- [TASK TO COMPLETE]: I would like you to return all of the records exactly as they stand.

╭──

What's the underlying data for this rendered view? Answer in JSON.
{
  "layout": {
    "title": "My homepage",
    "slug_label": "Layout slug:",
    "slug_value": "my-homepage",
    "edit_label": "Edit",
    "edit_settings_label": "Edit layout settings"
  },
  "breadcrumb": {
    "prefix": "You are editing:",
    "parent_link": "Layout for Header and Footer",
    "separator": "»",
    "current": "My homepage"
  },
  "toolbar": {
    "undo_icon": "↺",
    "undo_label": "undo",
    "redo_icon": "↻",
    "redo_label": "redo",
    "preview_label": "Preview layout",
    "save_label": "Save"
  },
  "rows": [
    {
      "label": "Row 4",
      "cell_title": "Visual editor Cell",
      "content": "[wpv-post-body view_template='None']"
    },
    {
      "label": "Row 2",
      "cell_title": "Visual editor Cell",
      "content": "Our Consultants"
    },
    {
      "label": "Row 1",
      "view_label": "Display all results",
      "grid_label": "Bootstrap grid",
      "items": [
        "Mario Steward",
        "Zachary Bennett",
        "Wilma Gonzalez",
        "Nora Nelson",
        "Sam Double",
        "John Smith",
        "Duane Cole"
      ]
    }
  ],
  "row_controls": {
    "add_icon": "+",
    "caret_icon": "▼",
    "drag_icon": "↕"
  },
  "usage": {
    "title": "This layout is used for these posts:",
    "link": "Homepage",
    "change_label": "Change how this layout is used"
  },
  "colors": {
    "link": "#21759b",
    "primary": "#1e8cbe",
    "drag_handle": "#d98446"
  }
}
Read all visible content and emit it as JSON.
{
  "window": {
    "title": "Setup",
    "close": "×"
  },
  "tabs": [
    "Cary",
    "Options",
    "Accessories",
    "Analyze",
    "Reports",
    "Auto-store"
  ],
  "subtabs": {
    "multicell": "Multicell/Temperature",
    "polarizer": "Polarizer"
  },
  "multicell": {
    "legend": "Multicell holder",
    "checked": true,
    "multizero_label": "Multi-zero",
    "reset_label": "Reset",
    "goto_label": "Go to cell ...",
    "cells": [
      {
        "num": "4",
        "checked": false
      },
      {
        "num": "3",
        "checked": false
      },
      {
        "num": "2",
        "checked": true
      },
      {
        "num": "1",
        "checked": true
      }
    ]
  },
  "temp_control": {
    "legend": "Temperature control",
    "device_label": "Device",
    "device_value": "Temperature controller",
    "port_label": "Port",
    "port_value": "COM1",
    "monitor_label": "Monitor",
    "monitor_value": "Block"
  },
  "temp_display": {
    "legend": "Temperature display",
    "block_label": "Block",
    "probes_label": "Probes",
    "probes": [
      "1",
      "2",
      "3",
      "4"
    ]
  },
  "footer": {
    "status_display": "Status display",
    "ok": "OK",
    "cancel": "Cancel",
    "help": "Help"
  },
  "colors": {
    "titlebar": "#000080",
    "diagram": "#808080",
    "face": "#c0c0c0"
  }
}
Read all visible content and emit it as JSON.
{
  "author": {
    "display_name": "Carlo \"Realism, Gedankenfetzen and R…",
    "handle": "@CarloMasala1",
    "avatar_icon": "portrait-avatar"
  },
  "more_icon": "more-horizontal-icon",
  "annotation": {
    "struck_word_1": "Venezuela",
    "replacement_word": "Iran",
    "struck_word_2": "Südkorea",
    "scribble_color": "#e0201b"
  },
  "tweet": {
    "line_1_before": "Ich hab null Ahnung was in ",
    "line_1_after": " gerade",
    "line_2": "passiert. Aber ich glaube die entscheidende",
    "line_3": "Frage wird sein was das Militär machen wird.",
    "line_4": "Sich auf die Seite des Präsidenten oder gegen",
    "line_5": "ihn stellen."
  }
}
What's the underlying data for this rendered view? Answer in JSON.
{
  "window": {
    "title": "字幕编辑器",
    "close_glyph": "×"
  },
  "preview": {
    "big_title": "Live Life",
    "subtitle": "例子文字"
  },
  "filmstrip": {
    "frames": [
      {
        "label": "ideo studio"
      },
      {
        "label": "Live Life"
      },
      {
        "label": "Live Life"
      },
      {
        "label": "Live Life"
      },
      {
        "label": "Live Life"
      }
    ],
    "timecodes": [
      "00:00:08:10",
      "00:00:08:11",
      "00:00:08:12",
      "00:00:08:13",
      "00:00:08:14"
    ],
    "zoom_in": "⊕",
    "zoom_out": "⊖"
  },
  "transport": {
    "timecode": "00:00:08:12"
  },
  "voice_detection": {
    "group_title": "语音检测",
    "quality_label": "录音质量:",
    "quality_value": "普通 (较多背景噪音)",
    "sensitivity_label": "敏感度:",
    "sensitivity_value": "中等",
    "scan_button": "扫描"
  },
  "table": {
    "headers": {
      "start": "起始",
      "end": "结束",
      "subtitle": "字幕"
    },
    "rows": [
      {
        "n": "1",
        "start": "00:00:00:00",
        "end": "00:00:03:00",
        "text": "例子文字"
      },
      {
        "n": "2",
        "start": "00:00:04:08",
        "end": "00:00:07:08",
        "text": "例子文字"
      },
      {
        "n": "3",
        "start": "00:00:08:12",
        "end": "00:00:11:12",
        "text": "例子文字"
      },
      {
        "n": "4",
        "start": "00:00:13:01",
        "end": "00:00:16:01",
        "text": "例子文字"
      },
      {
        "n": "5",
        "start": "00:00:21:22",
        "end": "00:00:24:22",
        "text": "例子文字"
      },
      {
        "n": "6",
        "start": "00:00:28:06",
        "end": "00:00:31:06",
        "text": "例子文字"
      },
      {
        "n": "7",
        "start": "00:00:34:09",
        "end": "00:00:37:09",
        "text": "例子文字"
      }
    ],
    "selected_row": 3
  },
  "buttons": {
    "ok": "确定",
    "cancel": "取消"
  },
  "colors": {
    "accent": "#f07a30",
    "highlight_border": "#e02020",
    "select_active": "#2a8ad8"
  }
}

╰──

- [EXERCISE OUTPUT]:
What's the underlying data for this rendered view? Answer in JSON.
{
  "layout": {
    "title": "My homepage",
    "slug_label": "Layout slug:",
    "slug_value": "my-homepage",
    "edit_label": "Edit",
    "edit_settings_label": "Edit layout settings"
  },
  "breadcrumb": {
    "prefix": "You are editing:",
    "parent_link": "Layout for Header and Footer",
    "separator": "»",
    "current": "My homepage"
  },
  "toolbar": {
    "undo_icon": "↺",
    "undo_label": "undo",
    "redo_icon": "↻",
    "redo_label": "redo",
    "preview_label": "Preview layout",
    "save_label": "Save"
  },
  "rows": [
    {
      "label": "Row 4",
      "cell_title": "Visual editor Cell",
      "content": "[wpv-post-body view_template='None']"
    },
    {
      "label": "Row 2",
      "cell_title": "Visual editor Cell",
      "content": "Our Consultants"
    },
    {
      "label": "Row 1",
      "view_label": "Display all results",
      "grid_label": "Bootstrap grid",
      "items": [
        "Mario Steward",
        "Zachary Bennett",
        "Wilma Gonzalez",
        "Nora Nelson",
        "Sam Double",
        "John Smith",
        "Duane Cole"
      ]
    }
  ],
  "row_controls": {
    "add_icon": "+",
    "caret_icon": "▼",
    "drag_icon": "↕"
  },
  "usage": {
    "title": "This layout is used for these posts:",
    "link": "Homepage",
    "change_label": "Change how this layout is used"
  },
  "colors": {
    "link": "#21759b",
    "primary": "#1e8cbe",
    "drag_handle": "#d98446"
  }
}
Read all visible content and emit it as JSON.
{
  "window": {
    "title": "Setup",
    "close": "×"
  },
  "tabs": [
    "Cary",
    "Options",
    "Accessories",
    "Analyze",
    "Reports",
    "Auto-store"
  ],
  "subtabs": {
    "multicell": "Multicell/Temperature",
    "polarizer": "Polarizer"
  },
  "multicell": {
    "legend": "Multicell holder",
    "checked": true,
    "multizero_label": "Multi-zero",
    "reset_label": "Reset",
    "goto_label": "Go to cell ...",
    "cells": [
      {
        "num": "4",
        "checked": false
      },
      {
        "num": "3",
        "checked": false
      },
      {
        "num": "2",
        "checked": true
      },
      {
        "num": "1",
        "checked": true
      }
    ]
  },
  "temp_control": {
    "legend": "Temperature control",
    "device_label": "Device",
    "device_value": "Temperature controller",
    "port_label": "Port",
    "port_value": "COM1",
    "monitor_label": "Monitor",
    "monitor_value": "Block"
  },
  "temp_display": {
    "legend": "Temperature display",
    "block_label": "Block",
    "probes_label": "Probes",
    "probes": [
      "1",
      "2",
      "3",
      "4"
    ]
  },
  "footer": {
    "status_display": "Status display",
    "ok": "OK",
    "cancel": "Cancel",
    "help": "Help"
  },
  "colors": {
    "titlebar": "#000080",
    "diagram": "#808080",
    "face": "#c0c0c0"
  }
}
Read all visible content and emit it as JSON.
{
  "author": {
    "display_name": "Carlo \"Realism, Gedankenfetzen and R…",
    "handle": "@CarloMasala1",
    "avatar_icon": "portrait-avatar"
  },
  "more_icon": "more-horizontal-icon",
  "annotation": {
    "struck_word_1": "Venezuela",
    "replacement_word": "Iran",
    "struck_word_2": "Südkorea",
    "scribble_color": "#e0201b"
  },
  "tweet": {
    "line_1_before": "Ich hab null Ahnung was in ",
    "line_1_after": " gerade",
    "line_2": "passiert. Aber ich glaube die entscheidende",
    "line_3": "Frage wird sein was das Militär machen wird.",
    "line_4": "Sich auf die Seite des Präsidenten oder gegen",
    "line_5": "ihn stellen."
  }
}
What's the underlying data for this rendered view? Answer in JSON.
{
  "window": {
    "title": "字幕编辑器",
    "close_glyph": "×"
  },
  "preview": {
    "big_title": "Live Life",
    "subtitle": "例子文字"
  },
  "filmstrip": {
    "frames": [
      {
        "label": "ideo studio"
      },
      {
        "label": "Live Life"
      },
      {
        "label": "Live Life"
      },
      {
        "label": "Live Life"
      },
      {
        "label": "Live Life"
      }
    ],
    "timecodes": [
      "00:00:08:10",
      "00:00:08:11",
      "00:00:08:12",
      "00:00:08:13",
      "00:00:08:14"
    ],
    "zoom_in": "⊕",
    "zoom_out": "⊖"
  },
  "transport": {
    "timecode": "00:00:08:12"
  },
  "voice_detection": {
    "group_title": "语音检测",
    "quality_label": "录音质量:",
    "quality_value": "普通 (较多背景噪音)",
    "sensitivity_label": "敏感度:",
    "sensitivity_value": "中等",
    "scan_button": "扫描"
  },
  "table": {
    "headers": {
      "start": "起始",
      "end": "结束",
      "subtitle": "字幕"
    },
    "rows": [
      {
        "n": "1",
        "start": "00:00:00:00",
        "end": "00:00:03:00",
        "text": "例子文字"
      },
      {
        "n": "2",
        "start": "00:00:04:08",
        "end": "00:00:07:08",
        "text": "例子文字"
      },
      {
        "n": "3",
        "start": "00:00:08:12",
        "end": "00:00:11:12",
        "text": "例子文字"
      },
      {
        "n": "4",
        "start": "00:00:13:01",
        "end": "00:00:16:01",
        "text": "例子文字"
      },
      {
        "n": "5",
        "start": "00:00:21:22",
        "end": "00:00:24:22",
        "text": "例子文字"
      },
      {
        "n": "6",
        "start": "00:00:28:06",
        "end": "00:00:31:06",
        "text": "例子文字"
      },
      {
        "n": "7",
        "start": "00:00:34:09",
        "end": "00:00:37:09",
        "text": "例子文字"
      }
    ],
    "selected_row": 3
  },
  "buttons": {
    "ok": "确定",
    "cancel": "取消"
  },
  "colors": {
    "accent": "#f07a30",
    "highlight_border": "#e02020",
    "select_active": "#2a8ad8"
  }
}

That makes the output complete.